In a master's course I took, my group explored Aboriginal literature and the impact of integrating Aboriginal culture into schools. From cultural tolerance to success for Aboriginal students, the impact of integrating Aboriginal literature, art, and heroes into schools is significant. This is an area that I began to feel personally convicted about; do I really focus on bringing Aboriginal culture and literature into my classroom? I like to think that I do, and this is part of the BC curriculum, but I know that I could make a greater effort to add depth and frequency as I explore Aboriginal culture with my class.
Fattylegs by Christy Jordan-Fenton and Margaret Pokiak-Fenton aloud to my class. Fattylegs is the story of a young Inuit girl who lives at a residential school. It promotes awareness of and discussions about residential schools in an age-appropriate manner. My class had many questions about the residential school system. The beautiful artwork throughout the book also provoked many discussions. I was surprised to find out that many students had never heard about residential schools; this made me feel more convicted about increasing my students' awareness of these issues and other social justice issues.

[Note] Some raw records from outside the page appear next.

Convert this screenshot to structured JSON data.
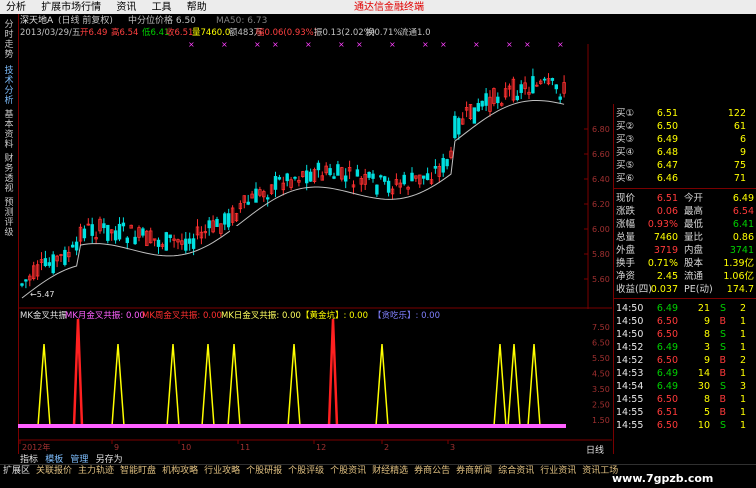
{
  "menu": {
    "items": [
      "分析",
      "扩展市场行情",
      "资讯",
      "工具",
      "帮助"
    ],
    "promo": "通达信金融终端"
  },
  "left_tabs": [
    "分时走势",
    "技术分析",
    "基本资料",
    "财务透视",
    "预测评级"
  ],
  "header": {
    "stock": "深天地A",
    "period": "(日线 前复权)",
    "mid_line": "中分位价格 6.50",
    "ma": "MA50: 6.73",
    "date": "2013/03/29/五",
    "open": "开6.49",
    "high": "高6.54",
    "low": "低6.41",
    "close": "收6.51",
    "volume": "量7460.0",
    "amount": "额483万",
    "change": "幅0.06(0.93%)",
    "amplitude": "振0.13(2.02%)",
    "turnover": "换0.71%",
    "float": "流通1.0"
  },
  "price_axis": [
    "6.80",
    "6.60",
    "6.40",
    "6.20",
    "6.00",
    "5.80",
    "5.60"
  ],
  "low_marker": "←5.47",
  "indicator_header": {
    "name": "MK金叉共振",
    "m1": "MK月金叉共振: 0.00",
    "m2": "MK周金叉共振: 0.00",
    "m3": "MK日金叉共振: 0.00",
    "m4": "【黄金坑】: 0.00",
    "m5": "【贪吃乐】: 0.00"
  },
  "indicator_axis": [
    "7.50",
    "6.50",
    "5.50",
    "4.50",
    "3.50",
    "2.50",
    "1.50"
  ],
  "date_axis": [
    "2012年",
    "9",
    "10",
    "11",
    "12",
    "2",
    "3"
  ],
  "quote": {
    "buy": [
      {
        "label": "买①",
        "price": "6.51",
        "vol": "122"
      },
      {
        "label": "买②",
        "price": "6.50",
        "vol": "61"
      },
      {
        "label": "买③",
        "price": "6.49",
        "vol": "6"
      },
      {
        "label": "买④",
        "price": "6.48",
        "vol": "9"
      },
      {
        "label": "买⑤",
        "price": "6.47",
        "vol": "75"
      },
      {
        "label": "买⑥",
        "price": "6.46",
        "vol": "71"
      }
    ],
    "stats": [
      {
        "l1": "现价",
        "v1": "6.51",
        "l2": "今开",
        "v2": "6.49"
      },
      {
        "l1": "涨跌",
        "v1": "0.06",
        "l2": "最高",
        "v2": "6.54"
      },
      {
        "l1": "涨幅",
        "v1": "0.93%",
        "l2": "最低",
        "v2": "6.41"
      },
      {
        "l1": "总量",
        "v1": "7460",
        "l2": "量比",
        "v2": "0.86"
      },
      {
        "l1": "外盘",
        "v1": "3719",
        "l2": "内盘",
        "v2": "3741"
      },
      {
        "l1": "换手",
        "v1": "0.71%",
        "l2": "股本",
        "v2": "1.39亿"
      },
      {
        "l1": "净资",
        "v1": "2.45",
        "l2": "流通",
        "v2": "1.06亿"
      },
      {
        "l1": "收益(四)",
        "v1": "0.037",
        "l2": "PE(动)",
        "v2": "174.7"
      }
    ],
    "ticks": [
      {
        "t": "14:50",
        "p": "6.49",
        "v": "21",
        "d": "S",
        "n": "2"
      },
      {
        "t": "14:50",
        "p": "6.50",
        "v": "9",
        "d": "B",
        "n": "1"
      },
      {
        "t": "14:50",
        "p": "6.50",
        "v": "8",
        "d": "S",
        "n": "1"
      },
      {
        "t": "14:52",
        "p": "6.49",
        "v": "3",
        "d": "S",
        "n": "1"
      },
      {
        "t": "14:52",
        "p": "6.50",
        "v": "9",
        "d": "B",
        "n": "2"
      },
      {
        "t": "14:53",
        "p": "6.49",
        "v": "14",
        "d": "B",
        "n": "1"
      },
      {
        "t": "14:54",
        "p": "6.49",
        "v": "30",
        "d": "S",
        "n": "3"
      },
      {
        "t": "14:55",
        "p": "6.50",
        "v": "8",
        "d": "B",
        "n": "1"
      },
      {
        "t": "14:55",
        "p": "6.51",
        "v": "5",
        "d": "B",
        "n": "1"
      },
      {
        "t": "14:55",
        "p": "6.50",
        "v": "10",
        "d": "S",
        "n": "1"
      }
    ]
  },
  "bottom_tabs": [
    "指标",
    "模板",
    "管理",
    "另存为"
  ],
  "bottom_right": "日线",
  "bottom_bar": [
    "扩展区",
    "关联报价",
    "主力轨迹",
    "智能盯盘",
    "机构攻略",
    "行业攻略",
    "个股研报",
    "个股评级",
    "个股资讯",
    "财经精选",
    "券商公告",
    "券商新闻",
    "综合资讯",
    "行业资讯",
    "资讯工场"
  ],
  "watermark": "www.7gpzb.com"
}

This year, our district's Aboriginal Culture Mentor came into the school to work with our grade 6/7 classes. They really enjoyed exploring Aboriginal painting and the stories behind the animals. I'm looking forward to an upcoming Salish weaving workshop offered by this program, as well. When I mentioned this in my online master's course, many teachers across Canada commented that their districts didn't have programs such as this. I really want to make greater use of these opportunities in the future; we are very fortunate to be in a district which supports Aboriginal education in this way!